Alexander Peskanov believes that the ability to play with comfort while producing good tone quality can be learned through the Russian system of converting weight into sound. A scale is first played dropping the wrist on every note, using the arm weight. Count thusly: drop on counts 1,2 and raise wrist slowly on 3,4. And ask, “Are you comfortable?” “The wrist is the breathing mechanism of the hand,” he said. In playing a pentascale, the wrist moves laterally. In playing arpeggios, “flying fingers” play by swiftly shifting hand position. The arms do not flap at the elbows. There is no stretching, twisting, or straining. “Rosalia would place two fingers lightly on my wrist to guide me, while the hand was not held in a specific position. The hand would move closer or away to accommodate the fingers. Everything was so natural.” The concepts of flying fingers and shifting hands are particularly helpful in executing Chopin etudes accurately and effortlessly.
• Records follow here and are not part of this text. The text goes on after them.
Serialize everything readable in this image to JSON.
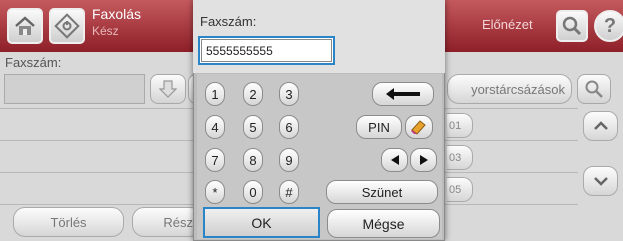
{
  "header": {
    "app_title": "Faxolás",
    "status": "Kész",
    "preview_label": "Előnézet",
    "home_icon": "home-icon",
    "start_icon": "start-icon",
    "help_icon": "help-icon"
  },
  "background": {
    "field_label": "Faxszám:",
    "speed_dial_label": "yorstárcsázások",
    "speed_entries": [
      "01",
      "03",
      "05"
    ],
    "delete_button": "Törlés",
    "resolution_button": "Rész"
  },
  "dialog": {
    "label": "Faxszám:",
    "input_value": "5555555555",
    "keys": [
      [
        "1",
        "2",
        "3"
      ],
      [
        "4",
        "5",
        "6"
      ],
      [
        "7",
        "8",
        "9"
      ],
      [
        "*",
        "0",
        "#"
      ]
    ],
    "backspace_symbol": "←",
    "pin_label": "PIN",
    "pause_label": "Szünet",
    "ok_label": "OK",
    "cancel_label": "Mégse"
  },
  "colors": {
    "header_top": "#c45a5e",
    "header_bottom": "#8e1f28",
    "focus_blue": "#2a84c8"
  }
}
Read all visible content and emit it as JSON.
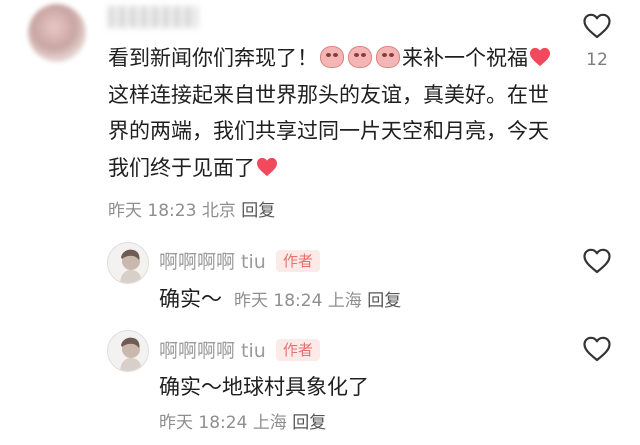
{
  "comment": {
    "text_part1": "看到新闻你们奔现了！",
    "text_part2": "来补一个祝福",
    "text_part3": "这样连接起来自世界那头的友谊，真美好。在世界的两端，我们共享过同一片天空和月亮，今天我们终于见面了",
    "time": "昨天 18:23",
    "location": "北京",
    "reply_label": "回复",
    "like_count": "12",
    "emojis": [
      "pig-emoji",
      "pig-emoji",
      "pig-emoji"
    ],
    "heart_color": "#f24a5c"
  },
  "replies": [
    {
      "username": "啊啊啊啊 tiu",
      "badge": "作者",
      "text": "确实～",
      "time": "昨天 18:24",
      "location": "上海",
      "reply_label": "回复"
    },
    {
      "username": "啊啊啊啊 tiu",
      "badge": "作者",
      "text": "确实～地球村具象化了",
      "time": "昨天 18:24",
      "location": "上海",
      "reply_label": "回复"
    }
  ],
  "colors": {
    "badge_text": "#e3736b",
    "badge_bg": "#fbeae8",
    "meta": "#8e8e8e"
  }
}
Mr. Peskanov demonstrated by playing the opening bars of the first etude, Opus 10. It was dazzling!
Rosalia played a lot, he recalled, always making the piano sing. “I wanted to mimic everything she was doing,” he confessed. What a remarkable effect this talented teacher had! Of course, her little student was gifted, but she helped him to reach his potential, and his cherished memories of her continue to inspire him.
Our speaker described the training of young pianists in Ukraine, and how they would take qualifying exams at ages eleven and fifteen. Many discontinued study in their teens, but Alexander advanced. Convinced of the effectiveness of his musical training, he wrote The Russian Technical Regimen for the Piano in 1991.
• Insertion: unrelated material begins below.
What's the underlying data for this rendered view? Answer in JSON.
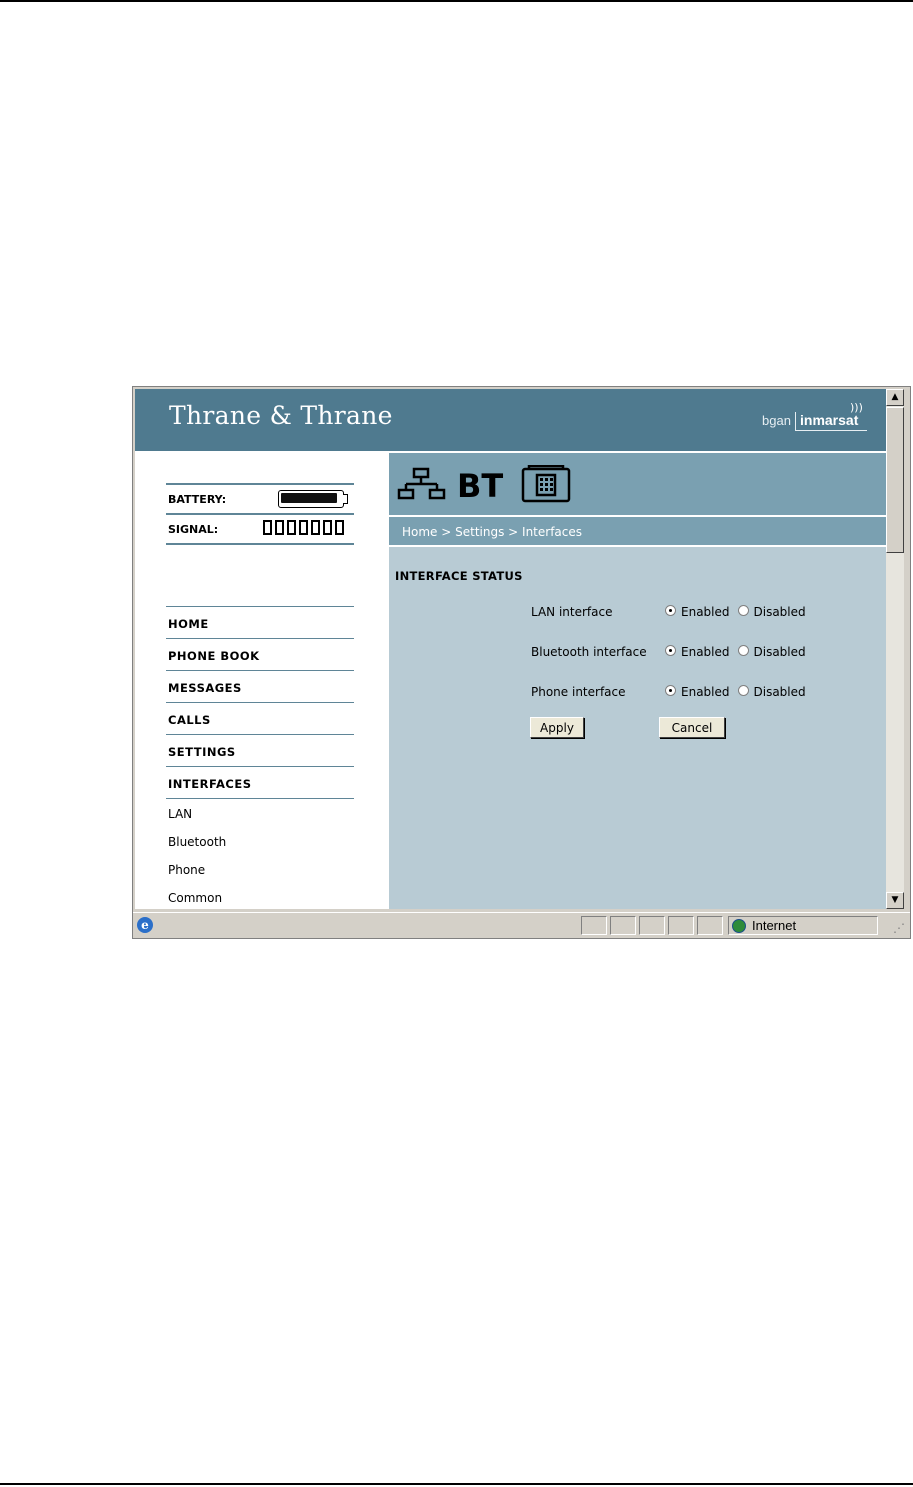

Alexander also excelled in his examinations in Juilliard’s Master's degree program. Fellow students would ask him about his fingering and other techniques. Their interest inspired him to write his Piano Olympics, a program for evaluation of technical skills. The Olympics are related to the Russian technical regimen, with seven levels, Beginner to Super Virtuoso.
This year the Olympics are being held online in several states. His Piano Olympics Manual is very motivating. Mastery of these tasks enables students to advance in repertoire. “Introduce technique the right way and students will love it,” Mr. Peskanov claims.
In the question and answer period, we were “unmuted.” The use of the metronome and counting out loud to playing or to hand clapping was recommended to attain rhythmic accuracy. Mention was made of moving in (for short fingers) and out, adjusting for the keyboard topography, and rotating the hand to improve tone. The meeting concluded with closing remarks and thanks by Yudit. It was a huge success.
Bertha Mandel, writer
Beverly Shea, format editor